● WORK ORDER:
If the records include pictures, omit them and set down everything else verbatim.
[[ RECORDS FOR THIS EXERCISE, beginning ]]
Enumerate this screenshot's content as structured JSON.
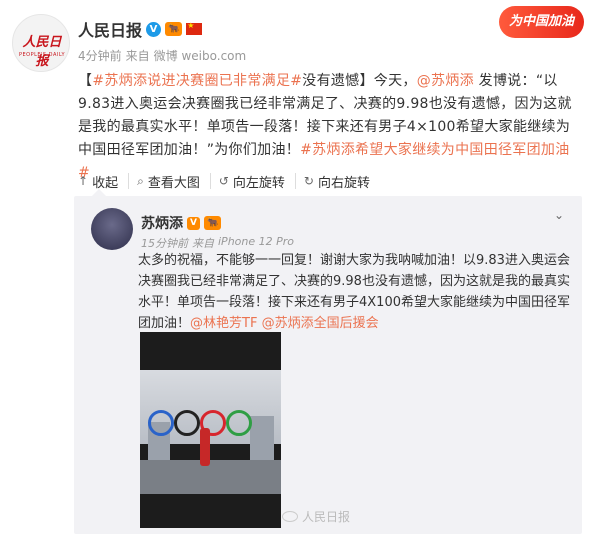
{
  "header": {
    "logo_text": "人民日报",
    "logo_subtext": "PEOPLE'S DAILY",
    "name": "人民日报",
    "verified_icon": "verified-blue-badge",
    "time": "4分钟前",
    "source_prefix": "来自",
    "source_name": "微博 weibo.com",
    "promo_label": "为中国加油"
  },
  "post": {
    "segments": [
      {
        "text": "【",
        "type": "plain"
      },
      {
        "text": "#苏炳添说进决赛圈已非常满足#",
        "type": "hash"
      },
      {
        "text": "没有遗憾】今天，",
        "type": "plain"
      },
      {
        "text": "@苏炳添",
        "type": "at"
      },
      {
        "text": " 发博说：“以9.83进入奥运会决赛圈我已经非常满足了、决赛的9.98也没有遗憾，因为这就是我的最真实水平！单项告一段落！接下来还有男子4×100希望大家能继续为中国田径军团加油！”为你们加油！",
        "type": "plain"
      },
      {
        "text": "#苏炳添希望大家继续为中国田径军团加油#",
        "type": "hash"
      }
    ]
  },
  "toolbar": {
    "collect": "收起",
    "view_large": "查看大图",
    "rotate_left": "向左旋转",
    "rotate_right": "向右旋转"
  },
  "retweet": {
    "name": "苏炳添",
    "time": "15分钟前",
    "source_prefix": "来自",
    "device": "iPhone 12 Pro",
    "text_plain": "太多的祝福，不能够一一回复！谢谢大家为我呐喊加油！以9.83进入奥运会决赛圈我已经非常满足了、决赛的9.98也没有遗憾，因为这就是我的最真实水平！单项告一段落！接下来还有男子4X100希望大家能继续为中国田径军团加油！",
    "mention1": "@林艳芳TF",
    "mention2": "@苏炳添全国后援会"
  },
  "watermark": "人民日报",
  "colors": {
    "link": "#eb7350",
    "verified": "#1e9be8",
    "retweet_bg": "#f2f2f5"
  }
}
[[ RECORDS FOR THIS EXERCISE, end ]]
● ANSWER TO THIS TASK:
Enumerate this screenshot's content as structured JSON.
{
  "header": {
    "logo_text": "人民日报",
    "logo_subtext": "PEOPLE'S DAILY",
    "name": "人民日报",
    "verified_icon": "verified-blue-badge",
    "time": "4分钟前",
    "source_prefix": "来自",
    "source_name": "微博 weibo.com",
    "promo_label": "为中国加油"
  },
  "post": {
    "segments": [
      {
        "text": "【",
        "type": "plain"
      },
      {
        "text": "#苏炳添说进决赛圈已非常满足#",
        "type": "hash"
      },
      {
        "text": "没有遗憾】今天，",
        "type": "plain"
      },
      {
        "text": "@苏炳添",
        "type": "at"
      },
      {
        "text": " 发博说：“以9.83进入奥运会决赛圈我已经非常满足了、决赛的9.98也没有遗憾，因为这就是我的最真实水平！单项告一段落！接下来还有男子4×100希望大家能继续为中国田径军团加油！”为你们加油！",
        "type": "plain"
      },
      {
        "text": "#苏炳添希望大家继续为中国田径军团加油#",
        "type": "hash"
      }
    ]
  },
  "toolbar": {
    "collect": "收起",
    "view_large": "查看大图",
    "rotate_left": "向左旋转",
    "rotate_right": "向右旋转"
  },
  "retweet": {
    "name": "苏炳添",
    "time": "15分钟前",
    "source_prefix": "来自",
    "device": "iPhone 12 Pro",
    "text_plain": "太多的祝福，不能够一一回复！谢谢大家为我呐喊加油！以9.83进入奥运会决赛圈我已经非常满足了、决赛的9.98也没有遗憾，因为这就是我的最真实水平！单项告一段落！接下来还有男子4X100希望大家能继续为中国田径军团加油！",
    "mention1": "@林艳芳TF",
    "mention2": "@苏炳添全国后援会"
  },
  "watermark": "人民日报",
  "colors": {
    "link": "#eb7350",
    "verified": "#1e9be8",
    "retweet_bg": "#f2f2f5"
  }
}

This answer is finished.